We also know from the science of democracy the consequences of policy choices in how the election and vote count is conducted. In our constitutional democracy, elections are run largely by the states, according to state law. Federal oversight has been reduced because of recent SCOTUS decisions concerning voting rights. Political scientists have done extensive studies of issues such as gerrymandering of congressional districts and voter suppression tactics and their consequences. So prior to this election states made policy choices in their legislatures and State Houses that would have well documented effects on voting and vote counting. For example, states individually and inconsistently chose the order in which the various types of ballots (mail, early, in person/Election Day, etc.) would be counted. States also chose when to start counting ballots. Some chose a fixed date before the election to begin. Others chose, like Pennsylvania, chose to hold all ballots until after the polls closed.
Clearly, from the analysis and just from straightforward logic, each of those choices affects how quickly accurate results will be available. In other words, Pennsylvania, Michigan, and Wisconsin chose the slowest path and their elected officials knew that would be the case. It isn’t a surprise. And it can’t be fixed by any overheated rhetoric or even lawsuits after the election. States chose a slow path, in some cases fought for it, so this is a consequence of that. The poll workers laboriously sorting checking and counting ballots didn’t choose this method, they are doing the difficult job elected officials set for them.

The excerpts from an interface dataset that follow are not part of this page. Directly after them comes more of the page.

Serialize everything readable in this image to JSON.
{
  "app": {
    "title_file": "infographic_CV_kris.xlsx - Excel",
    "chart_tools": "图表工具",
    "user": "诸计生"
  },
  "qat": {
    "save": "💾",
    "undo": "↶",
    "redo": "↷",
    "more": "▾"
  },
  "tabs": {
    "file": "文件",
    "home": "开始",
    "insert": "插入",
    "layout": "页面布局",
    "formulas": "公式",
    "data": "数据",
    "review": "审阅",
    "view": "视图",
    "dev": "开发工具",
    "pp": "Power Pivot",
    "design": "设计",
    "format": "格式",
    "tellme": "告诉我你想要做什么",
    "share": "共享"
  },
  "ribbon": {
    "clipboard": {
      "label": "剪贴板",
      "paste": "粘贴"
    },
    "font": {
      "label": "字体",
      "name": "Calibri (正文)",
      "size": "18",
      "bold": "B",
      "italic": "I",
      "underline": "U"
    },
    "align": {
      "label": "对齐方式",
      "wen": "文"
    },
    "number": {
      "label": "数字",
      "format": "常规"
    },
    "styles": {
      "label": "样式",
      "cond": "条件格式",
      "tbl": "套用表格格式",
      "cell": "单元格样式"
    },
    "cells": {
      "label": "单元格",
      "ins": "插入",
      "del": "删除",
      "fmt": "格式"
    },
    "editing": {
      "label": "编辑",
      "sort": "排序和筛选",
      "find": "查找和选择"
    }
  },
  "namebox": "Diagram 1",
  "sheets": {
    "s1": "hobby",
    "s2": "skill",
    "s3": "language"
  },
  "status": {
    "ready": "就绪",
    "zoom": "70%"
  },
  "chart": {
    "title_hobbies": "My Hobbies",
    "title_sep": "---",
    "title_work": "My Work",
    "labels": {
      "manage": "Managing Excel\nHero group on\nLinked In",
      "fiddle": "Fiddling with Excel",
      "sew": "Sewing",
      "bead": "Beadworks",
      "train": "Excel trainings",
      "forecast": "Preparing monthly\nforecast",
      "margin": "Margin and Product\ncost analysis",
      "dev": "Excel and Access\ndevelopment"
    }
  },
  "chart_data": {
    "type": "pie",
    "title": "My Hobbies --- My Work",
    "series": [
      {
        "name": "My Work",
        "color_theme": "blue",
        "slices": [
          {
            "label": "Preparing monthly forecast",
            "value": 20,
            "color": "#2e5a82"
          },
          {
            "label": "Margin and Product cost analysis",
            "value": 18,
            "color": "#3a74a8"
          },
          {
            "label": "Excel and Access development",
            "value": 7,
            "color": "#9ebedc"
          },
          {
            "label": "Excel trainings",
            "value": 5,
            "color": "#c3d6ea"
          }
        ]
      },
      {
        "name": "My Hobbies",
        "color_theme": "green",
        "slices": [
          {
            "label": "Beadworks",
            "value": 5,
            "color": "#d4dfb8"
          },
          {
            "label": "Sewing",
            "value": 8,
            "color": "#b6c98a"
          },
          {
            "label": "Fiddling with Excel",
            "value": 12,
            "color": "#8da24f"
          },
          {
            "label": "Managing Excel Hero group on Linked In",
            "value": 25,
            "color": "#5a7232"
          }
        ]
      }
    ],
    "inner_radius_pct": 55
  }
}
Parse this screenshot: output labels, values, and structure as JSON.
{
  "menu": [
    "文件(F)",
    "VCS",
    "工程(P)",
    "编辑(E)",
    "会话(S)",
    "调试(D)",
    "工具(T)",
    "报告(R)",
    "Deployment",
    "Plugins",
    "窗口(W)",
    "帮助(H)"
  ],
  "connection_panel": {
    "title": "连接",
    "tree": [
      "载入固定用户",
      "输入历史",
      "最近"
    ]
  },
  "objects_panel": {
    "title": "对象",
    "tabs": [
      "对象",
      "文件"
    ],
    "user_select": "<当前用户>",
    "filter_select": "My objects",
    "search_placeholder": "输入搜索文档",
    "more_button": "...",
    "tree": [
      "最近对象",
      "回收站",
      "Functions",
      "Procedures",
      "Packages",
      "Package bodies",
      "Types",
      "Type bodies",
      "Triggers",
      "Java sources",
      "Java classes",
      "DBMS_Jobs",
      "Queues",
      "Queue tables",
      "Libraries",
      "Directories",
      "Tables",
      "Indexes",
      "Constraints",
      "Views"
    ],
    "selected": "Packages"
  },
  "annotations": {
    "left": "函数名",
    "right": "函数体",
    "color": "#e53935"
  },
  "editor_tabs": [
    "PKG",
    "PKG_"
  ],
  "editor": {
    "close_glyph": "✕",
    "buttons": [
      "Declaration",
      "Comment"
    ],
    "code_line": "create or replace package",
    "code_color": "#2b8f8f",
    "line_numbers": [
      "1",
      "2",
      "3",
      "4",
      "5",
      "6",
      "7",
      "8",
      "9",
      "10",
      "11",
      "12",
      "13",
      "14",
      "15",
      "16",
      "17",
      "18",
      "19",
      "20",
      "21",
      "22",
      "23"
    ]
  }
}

And then the science of democracy also tells us how voter suppression works and what the consequences are. First, there’s a long and unfortunately impactful history of barriers that make it harder for Black, Indigenous and other communities of color in particular to vote. Second, put up walls and people walled off will do what they can to scale the walls; that is just what we have often seen in this high-turnout election. So it should come as no surprise that it’s taking a while for a system designed to make it hard to vote, and hard to count, to manage a flood of votes in cities and areas with more voters of color that now need to be counted.
Block out the noise suggesting that things are going too slow, there must be something wrong, or the rules aren’t being followed — this is democracy at work. Imagine yourself in the room doing the work with election officials, watched by observers of both parties as required by law. Ballot by ballot, the voices of Americans. Workers taking pride in doing it right under tough conditions. Doing exactly the tasks at hand as designed.
And at the state and national level, the task ahead of us is clear: we need to make sure that the rules are clear, consistent, and fair to protect the right to participate safely in future elections.